The 1951 Refugee Convention, which gives the world its definition of a refugee, is outdated and needs to be changed. Moorehead also backs up my belief that came about through my work experience that the Australian government has introduced one of the most exclusionary immigration policies of any democracy (p.119). However, I was saddened, but not surprised, to see that many of the problems I witnessed in Australia and America (asylum seekers denied the right to work and support themselves, huge backlogs, difficulties with providing evidence and accessing interpreters, general feelings of aimlessness and depression) are found throughout the world, as countries make somewhat irrational distinctions between "good" refugees--those from communist countries, or those who wait in a fictional queue in a refugee camp--and "bad" refugees: asylum seekers.

The Other Lost Boys: Liberians living in limbo in Cairo:

"What these lost boys had seen and been forced to do is not something others cared to hear about." (p.10)

"What is happening in Cairo today is happening all over the world; as the funds are cut and the number of asylum seekers keeps on growing, as the West becomes more fearful and more isolated, those who man the gates in Cairo are under pressure to search ever more keenly for lies and inconsistencies, while refugees despair." (p.12)
One asylum seekers' despair:
"But who is to say what is credible when you have been shot at by rebels, when you have seen your mother raped and your brothers and sisters burnt to death in your house, when your father has disappeared and you are now alone in the world? When you are ashamed to describe to the young woman sitting across the desk from you with her tapping pencil and inquisitive eyes what the soldiers did to you and how you are afraid that you may have AIDS from being raped by the guards and how you ache for news of your family whom you really know perfectly well that you will never see again?"(p.23)


Literary Feline said...

This is a book that is on my wishlist that I someday hope to read. Your review solidifies its position on my wishlist. I definitely have to read this one.

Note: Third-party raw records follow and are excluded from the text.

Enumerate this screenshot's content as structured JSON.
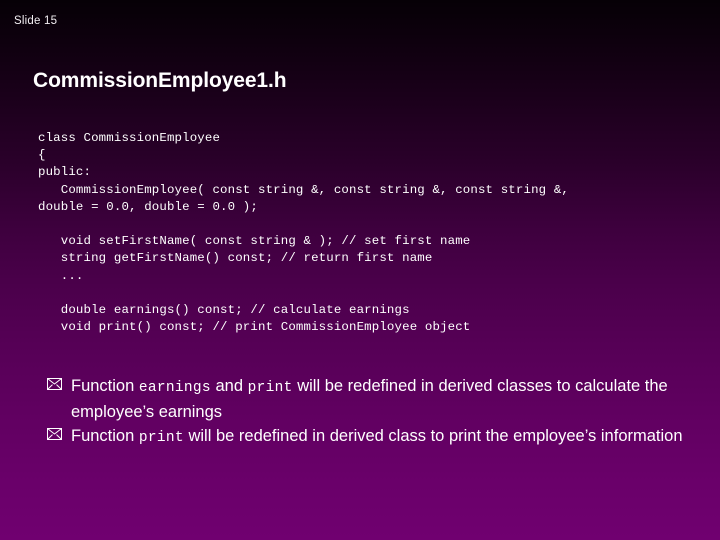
{
  "slide": {
    "number_label": "Slide 15",
    "title": "CommissionEmployee1.h",
    "background": {
      "top_color": "#060006",
      "mid_color": "#4a004a",
      "bottom_color": "#700070"
    },
    "text_color": "#ffffff"
  },
  "code": {
    "lines": [
      "class CommissionEmployee",
      "{",
      "public:",
      "   CommissionEmployee( const string &, const string &, const string &,",
      "double = 0.0, double = 0.0 );",
      "",
      "   void setFirstName( const string & ); // set first name",
      "   string getFirstName() const; // return first name",
      "   ...",
      "",
      "   double earnings() const; // calculate earnings",
      "   void print() const; // print CommissionEmployee object"
    ]
  },
  "bullets": {
    "marker_icon": "envelope-icon",
    "items": [
      {
        "segments": [
          {
            "text": "Function ",
            "mono": false
          },
          {
            "text": "earnings",
            "mono": true
          },
          {
            "text": " and ",
            "mono": false
          },
          {
            "text": "print",
            "mono": true
          },
          {
            "text": " will be redefined in derived classes to calculate the employee’s earnings",
            "mono": false
          }
        ]
      },
      {
        "segments": [
          {
            "text": "Function ",
            "mono": false
          },
          {
            "text": "print",
            "mono": true
          },
          {
            "text": " will be redefined in derived class to print the employee’s information",
            "mono": false
          }
        ]
      }
    ]
  }
}
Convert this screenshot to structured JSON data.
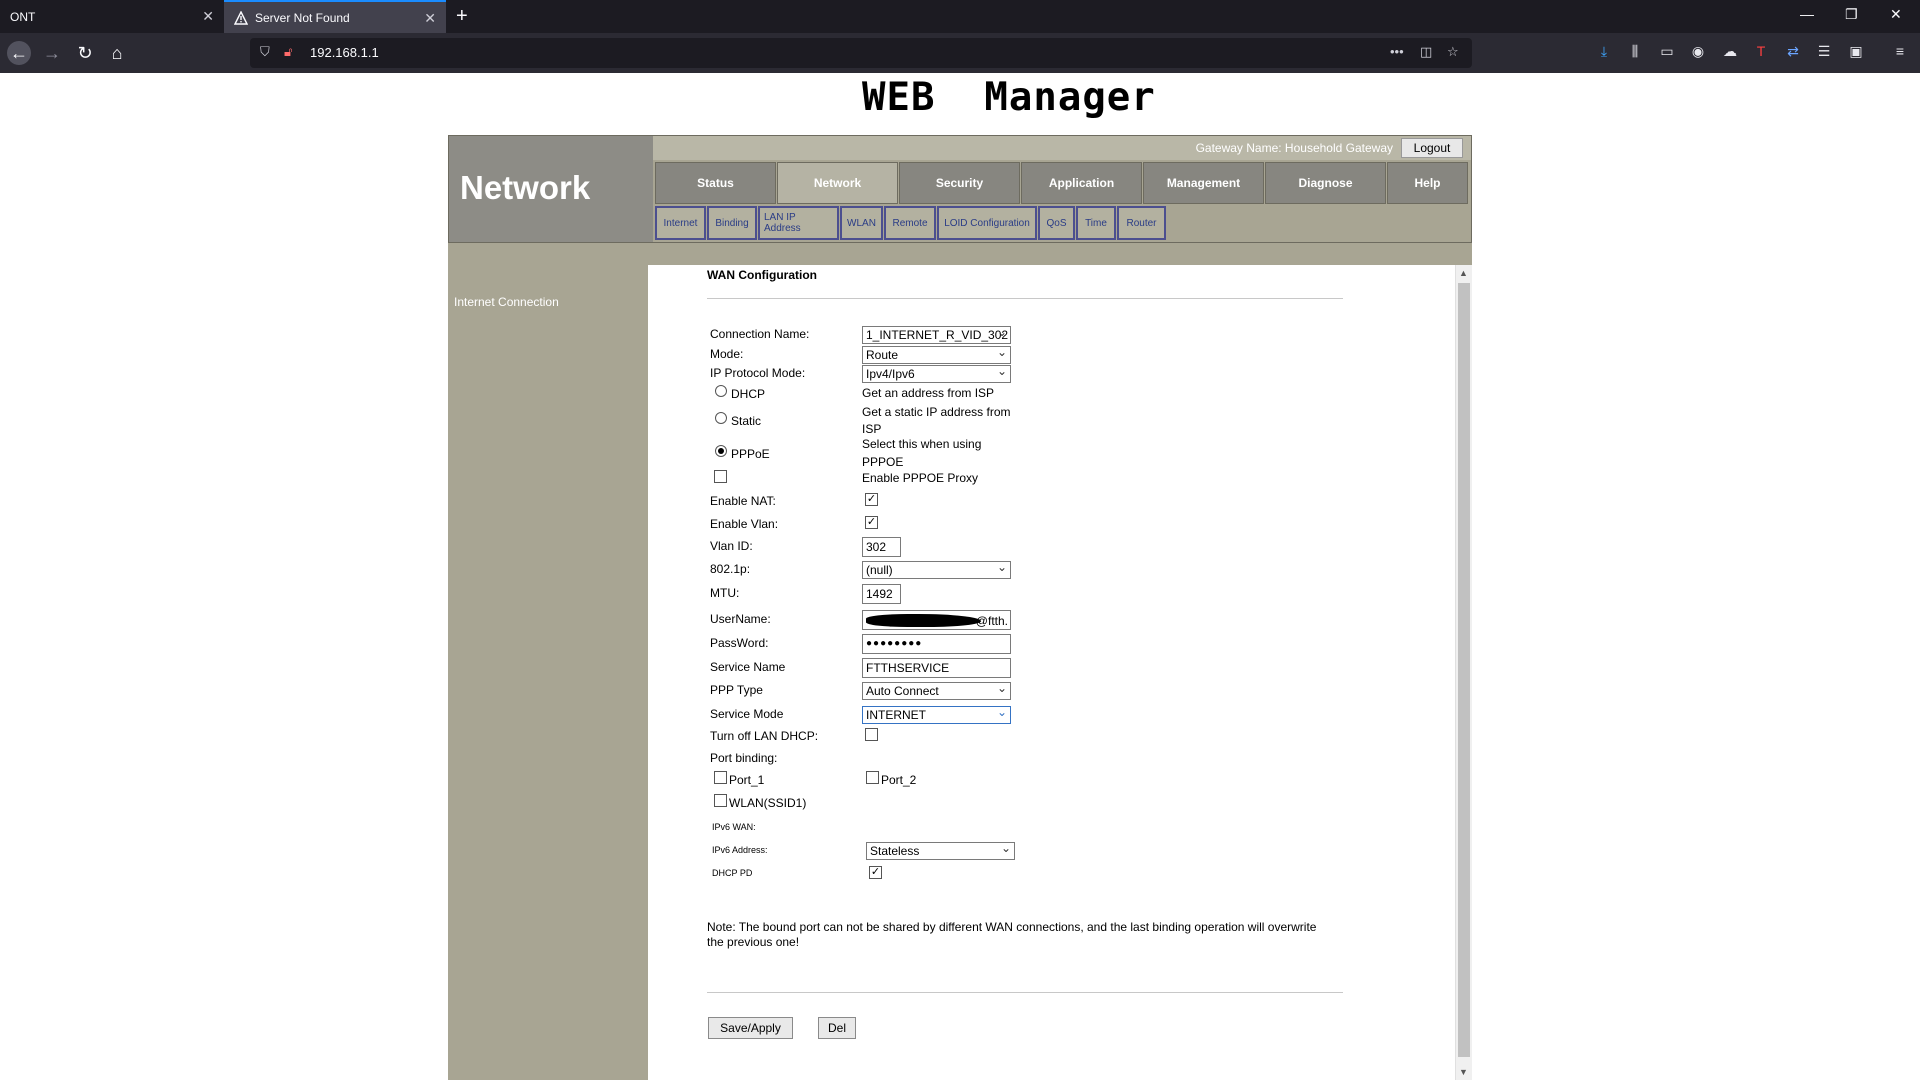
{
  "browser": {
    "tabs": [
      {
        "title": "ONT"
      },
      {
        "title": "Server Not Found"
      }
    ],
    "url": "192.168.1.1"
  },
  "page": {
    "title": "WEB  Manager",
    "brand": "Network",
    "gateway_name": "Gateway Name: Household Gateway",
    "logout_label": "Logout",
    "main_tabs": [
      "Status",
      "Network",
      "Security",
      "Application",
      "Management",
      "Diagnose",
      "Help"
    ],
    "active_main_tab": "Network",
    "sub_tabs": [
      "Internet",
      "Binding",
      "LAN IP Address",
      "WLAN",
      "Remote",
      "LOID Configuration",
      "QoS",
      "Time",
      "Router"
    ],
    "sidebar_item": "Internet Connection"
  },
  "form": {
    "section_title": "WAN Configuration",
    "connection_name_label": "Connection Name:",
    "connection_name_value": "1_INTERNET_R_VID_302",
    "mode_label": "Mode:",
    "mode_value": "Route",
    "ip_protocol_label": "IP Protocol Mode:",
    "ip_protocol_value": "Ipv4/Ipv6",
    "dhcp_label": "DHCP",
    "dhcp_desc": "Get an address from ISP",
    "static_label": "Static",
    "static_desc_1": "Get a static IP address from",
    "static_desc_2": "ISP",
    "pppoe_label": "PPPoE",
    "pppoe_desc_1": "Select this when using",
    "pppoe_desc_2": "PPPOE",
    "selected_mode": "PPPoE",
    "pppoe_proxy_label": "Enable PPPOE Proxy",
    "pppoe_proxy_checked": false,
    "enable_nat_label": "Enable NAT:",
    "enable_nat_checked": true,
    "enable_vlan_label": "Enable Vlan:",
    "enable_vlan_checked": true,
    "vlan_id_label": "Vlan ID:",
    "vlan_id_value": "302",
    "p8021_label": "802.1p:",
    "p8021_value": "(null)",
    "mtu_label": "MTU:",
    "mtu_value": "1492",
    "username_label": "UserName:",
    "username_visible_suffix": "@ftth.",
    "password_label": "PassWord:",
    "password_value": "●●●●●●●●",
    "service_name_label": "Service Name",
    "service_name_value": "FTTHSERVICE",
    "ppp_type_label": "PPP Type",
    "ppp_type_value": "Auto Connect",
    "service_mode_label": "Service Mode",
    "service_mode_value": "INTERNET",
    "turn_off_dhcp_label": "Turn off LAN DHCP:",
    "turn_off_dhcp_checked": false,
    "port_binding_label": "Port binding:",
    "port1_label": "Port_1",
    "port2_label": "Port_2",
    "wlan_label": "WLAN(SSID1)",
    "ipv6_wan_label": "IPv6 WAN:",
    "ipv6_address_label": "IPv6 Address:",
    "ipv6_address_value": "Stateless",
    "dhcp_pd_label": "DHCP PD",
    "dhcp_pd_checked": true,
    "note_1": "Note: The bound port can not be shared by different WAN connections, and the last binding operation will overwrite",
    "note_2": "the previous one!",
    "save_label": "Save/Apply",
    "del_label": "Del"
  },
  "colors": {
    "frame": "#a8a593",
    "brand_bg": "#8d8c86",
    "tab_bg": "#878680",
    "subtab_border": "#4c4f8f"
  }
}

Nyssaneala said...

literary feline - I read the book straight through, but it is also set up almost as a series of essays, which makes it easier to pick up and put down at your leisure. I look forward to hearing what you think after you read it!

Jeane said...

This sounds like such a good book! I am going to put it on the top of my wishlist. Great review!

Vivian said...

We are starting an international book club next month focused around refugee issues. Human Cargo will be the first book we read. Although you clearly have read it some time ago, we would love for you to take part and offer your comments. Please check us out at and contact me, Vivian for more details. It is my hope to get more people aware and involved with the refugee issue. Thanks.